Top U.S. health officials this week provided further details on the nation's "coordinated public health response" to the China-linked coronavirus that's killed more than 100 people and sickened thousands of others worldwide.


During a Tuesday news conference which included U.S. Health Secretary Alex Azar, Centers for Disease Control and Prevention (CDC) Director Robert Redfield, National Center for Immunization and Respiratory Disease (NCIRD) Director Nancy Messonnier, and National Institute of Allergy and Infectious Diseases (NIAID) Director Anthony Fauci, officials said the outbreak is a "potentially very serious public health threat" in the U.S., but the current risk to Americans remains low. To date, there are five confirmed cases of the novel virus in the U.S.

Azar said the U.S. has made repeated offers to send a team of CDC officials to China to help with the outbreak response. The offer was first made on Jan. 6, he said, adding U.S. officials have continued to urge more transparency from the country as the disease spreads.
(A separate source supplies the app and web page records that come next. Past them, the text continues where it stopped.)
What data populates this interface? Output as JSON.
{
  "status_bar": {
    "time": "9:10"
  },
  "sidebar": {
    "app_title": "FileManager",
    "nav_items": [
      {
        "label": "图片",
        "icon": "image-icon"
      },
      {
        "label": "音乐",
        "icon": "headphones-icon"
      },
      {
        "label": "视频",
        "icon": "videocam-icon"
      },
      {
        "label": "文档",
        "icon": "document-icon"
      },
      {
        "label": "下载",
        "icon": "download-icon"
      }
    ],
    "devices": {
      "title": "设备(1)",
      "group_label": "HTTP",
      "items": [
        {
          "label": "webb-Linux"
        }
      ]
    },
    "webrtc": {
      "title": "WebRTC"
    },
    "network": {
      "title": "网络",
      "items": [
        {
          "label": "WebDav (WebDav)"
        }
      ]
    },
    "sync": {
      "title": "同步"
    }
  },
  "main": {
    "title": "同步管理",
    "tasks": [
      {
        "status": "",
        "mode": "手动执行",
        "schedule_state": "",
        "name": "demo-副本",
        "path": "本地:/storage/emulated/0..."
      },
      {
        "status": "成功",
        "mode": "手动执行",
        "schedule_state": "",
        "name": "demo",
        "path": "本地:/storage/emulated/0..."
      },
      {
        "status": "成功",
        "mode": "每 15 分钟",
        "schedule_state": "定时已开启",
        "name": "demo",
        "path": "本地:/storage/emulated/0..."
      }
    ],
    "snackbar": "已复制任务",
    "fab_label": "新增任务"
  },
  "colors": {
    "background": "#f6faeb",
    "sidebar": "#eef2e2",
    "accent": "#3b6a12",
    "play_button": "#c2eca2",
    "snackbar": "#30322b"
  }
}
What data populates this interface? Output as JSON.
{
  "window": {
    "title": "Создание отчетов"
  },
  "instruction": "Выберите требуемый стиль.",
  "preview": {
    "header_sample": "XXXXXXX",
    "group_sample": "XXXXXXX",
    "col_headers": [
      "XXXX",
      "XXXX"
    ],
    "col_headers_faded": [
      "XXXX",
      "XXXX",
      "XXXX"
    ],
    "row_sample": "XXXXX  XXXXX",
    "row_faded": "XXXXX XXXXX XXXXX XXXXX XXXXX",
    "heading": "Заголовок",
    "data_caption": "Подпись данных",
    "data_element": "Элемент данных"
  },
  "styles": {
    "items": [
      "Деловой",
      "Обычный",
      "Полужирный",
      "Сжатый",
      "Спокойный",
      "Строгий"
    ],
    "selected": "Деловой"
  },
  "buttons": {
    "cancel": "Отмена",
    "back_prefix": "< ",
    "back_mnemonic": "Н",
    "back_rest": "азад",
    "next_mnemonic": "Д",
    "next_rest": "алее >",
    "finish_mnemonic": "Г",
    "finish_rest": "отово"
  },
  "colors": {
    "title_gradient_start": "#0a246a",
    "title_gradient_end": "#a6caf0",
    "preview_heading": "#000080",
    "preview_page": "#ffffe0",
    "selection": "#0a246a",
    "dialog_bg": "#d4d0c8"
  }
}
"This is a major public health issue, and we need the best public health people in the world right now [to respond]," he said.

However, Azar noted that China's overall response has been significantly better when compared to their response during the deadly outbreak of Severe Acute Respiratory Syndrome (SARS) in 2002-2003. At the time, China was accused of covering up the outbreak, which was not announced to the public until about five months after it began, according to The New York Times.

In recent weeks, Chinese government officials have said they've learned from "past mistakes" —  top officials have reportedly warned lower-level officials to not cover up the spread of the new coronavirus, which has been linked to an animal and seafood market in the city of Wuhan and is now said to be transmissible between humans.


During the press conference, Azar also noted that the country quickly made the virus's genetic sequence available to scientists, ultimately leading the CDC to create a rapid diagnostic test in a week's time.

The health secretary's remarks on transparency came just as the World Health Organization (WHO) announced that China has agreed to allow international experts into the country "as soon as possible" to help with the outbreak. It's not yet clear if these experts will include CDC officials.

“Stopping the spread of this virus both in China and globally is WHO’s highest priority,” WHO Director-General Dr.Tedros Adhanom Ghebreyesu said in a statement. “We appreciate the seriousness with which China is taking this outbreak, especially the commitment from top leadership, and the transparency they have demonstrated, including sharing data and genetic sequence of the virus. WHO is working closely with the government on measures to understand the virus and limit transmission. WHO will keep working side-by-side with China and all other countries to protect health and keep people safe.”

Meanwhile, the CDC on Tuesday updated its China travel recommendations to level 3, its highest alert. The U.S. Food and Drug Administration (FDA) also released its new website for novel coronavirus, also known as 2019-nCoV.